* Stay away from anyone who influences you to drink or use drugs and who doesn’t support you in your efforts to quit. Understand that this may involve giving up certain friends or breaking certain social relationships.
* Think about what attempts you’ve made in the past to quit drinking or using drugs. What helped? What didn’t work for you? Focus on what you can do differently to avoid backsliding.
Medications Used To Treat Alcoholism And Drug Addiction
While there is no magic cure to stop drinking and drug use these FDA approved medications can help.
* Antabuse: Over 50 years ago it was first used and as such it is one of the oldest drugs out for this purpose. Antabuse works by interfering with the body’s ability to absorb alcohol. This medication inhibits the production of an enzyme that allows the absorption of an alcohol breakdown product called acetaldehyde. Without the ability to breakdown acetaldehyde it builds up in the body after even a fraction of alcohol is drunk causing nausea, heart palpitations, and flushing.

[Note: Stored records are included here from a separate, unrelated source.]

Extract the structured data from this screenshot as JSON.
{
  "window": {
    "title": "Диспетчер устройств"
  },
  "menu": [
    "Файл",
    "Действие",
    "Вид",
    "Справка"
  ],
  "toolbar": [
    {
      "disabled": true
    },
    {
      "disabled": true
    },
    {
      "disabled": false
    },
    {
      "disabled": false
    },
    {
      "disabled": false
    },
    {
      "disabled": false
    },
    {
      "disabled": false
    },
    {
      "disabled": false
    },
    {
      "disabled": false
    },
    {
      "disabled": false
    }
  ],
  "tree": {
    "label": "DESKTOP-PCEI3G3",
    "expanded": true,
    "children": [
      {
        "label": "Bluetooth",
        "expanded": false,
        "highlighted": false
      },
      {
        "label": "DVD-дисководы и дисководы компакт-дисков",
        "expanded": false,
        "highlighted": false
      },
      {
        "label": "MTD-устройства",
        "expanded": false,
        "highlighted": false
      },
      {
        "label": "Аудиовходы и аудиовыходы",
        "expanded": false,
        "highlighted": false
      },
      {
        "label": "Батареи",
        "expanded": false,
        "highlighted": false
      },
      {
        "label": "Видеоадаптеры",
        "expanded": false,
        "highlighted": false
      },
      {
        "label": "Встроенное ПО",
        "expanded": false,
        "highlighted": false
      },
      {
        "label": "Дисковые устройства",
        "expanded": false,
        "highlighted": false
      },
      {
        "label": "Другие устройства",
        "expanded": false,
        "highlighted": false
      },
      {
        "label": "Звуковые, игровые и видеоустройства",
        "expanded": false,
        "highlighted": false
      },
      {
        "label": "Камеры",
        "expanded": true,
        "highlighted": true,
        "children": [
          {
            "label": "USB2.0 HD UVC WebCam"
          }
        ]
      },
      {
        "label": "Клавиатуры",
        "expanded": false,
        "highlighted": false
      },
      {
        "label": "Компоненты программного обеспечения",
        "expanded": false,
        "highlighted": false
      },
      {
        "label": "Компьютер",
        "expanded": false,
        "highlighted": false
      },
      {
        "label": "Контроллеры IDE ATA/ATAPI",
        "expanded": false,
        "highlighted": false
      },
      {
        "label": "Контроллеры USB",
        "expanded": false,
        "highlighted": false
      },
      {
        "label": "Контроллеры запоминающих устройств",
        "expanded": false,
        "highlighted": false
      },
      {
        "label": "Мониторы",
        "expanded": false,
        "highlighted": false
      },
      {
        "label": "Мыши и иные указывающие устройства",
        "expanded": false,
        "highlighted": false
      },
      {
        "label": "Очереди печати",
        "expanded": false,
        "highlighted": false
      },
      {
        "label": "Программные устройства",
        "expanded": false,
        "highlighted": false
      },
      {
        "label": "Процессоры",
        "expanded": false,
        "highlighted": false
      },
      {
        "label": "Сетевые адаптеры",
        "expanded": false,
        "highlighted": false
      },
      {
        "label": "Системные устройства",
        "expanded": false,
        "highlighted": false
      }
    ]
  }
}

* Campral: This is a tablet that is taken 3 times a day by mouth and it reduces the symptoms an alcoholic may experience when they do not consume alcohol for a prolonged periods of time such as anxiety, insomnia, mood changes, and restlessness. Campral was shown to increase the level of alcoholics who were able to abstain from drinking for several weeks or months at a time.
*Naltrexone: This medication is taken as a pill one time a day or as a monthly injection and it helps to reduce the cravings for alcohol and the pleasure that is received from drinking. It does this by using the receptors in the brain for endorphins which are proteins which help to elevate mood. These receptors also take narcotics such as heroin or morphine.
* Topamax: Is a medication used to treat seizures and has an action much similar to Campral.
For Opioid Addictions
There are Methadone, Buprenorphine, and Naltrexone. These act on the sections of the brain that heroin and morphine do. Buprenorophine and Methadone relieve the craving for the drug and suppress the drugs withdrawal symptoms. Naltrexone blocks heroins effects as well as other opiate drugs at the receptor sites in the brain, but should only be used if the addict has already been detoxified.
* Suboxone: This medication is effective in treating addiction to pain pills such as OxyContin as well as heroin.
* Baclofen: This muscle relaxant is used in the treatment of heroin, cocaine, and other opiate addictions, but is in its early stages of use.
Also being tested is an “addiction vaccine”. Supposedly when an addict is vaccinated and then relapses and uses cocaine the drugs effects are muted and then the addict doesn’t feel the effect of the drug. The theory is that the addict will be able to get their normal life back. The vaccine works in the blood not in the brain. It binds to the cocaine before it can cross the blood brain barrier and this prevents or at least drastically reduces its ” feel good” effects.
By Carter Relyea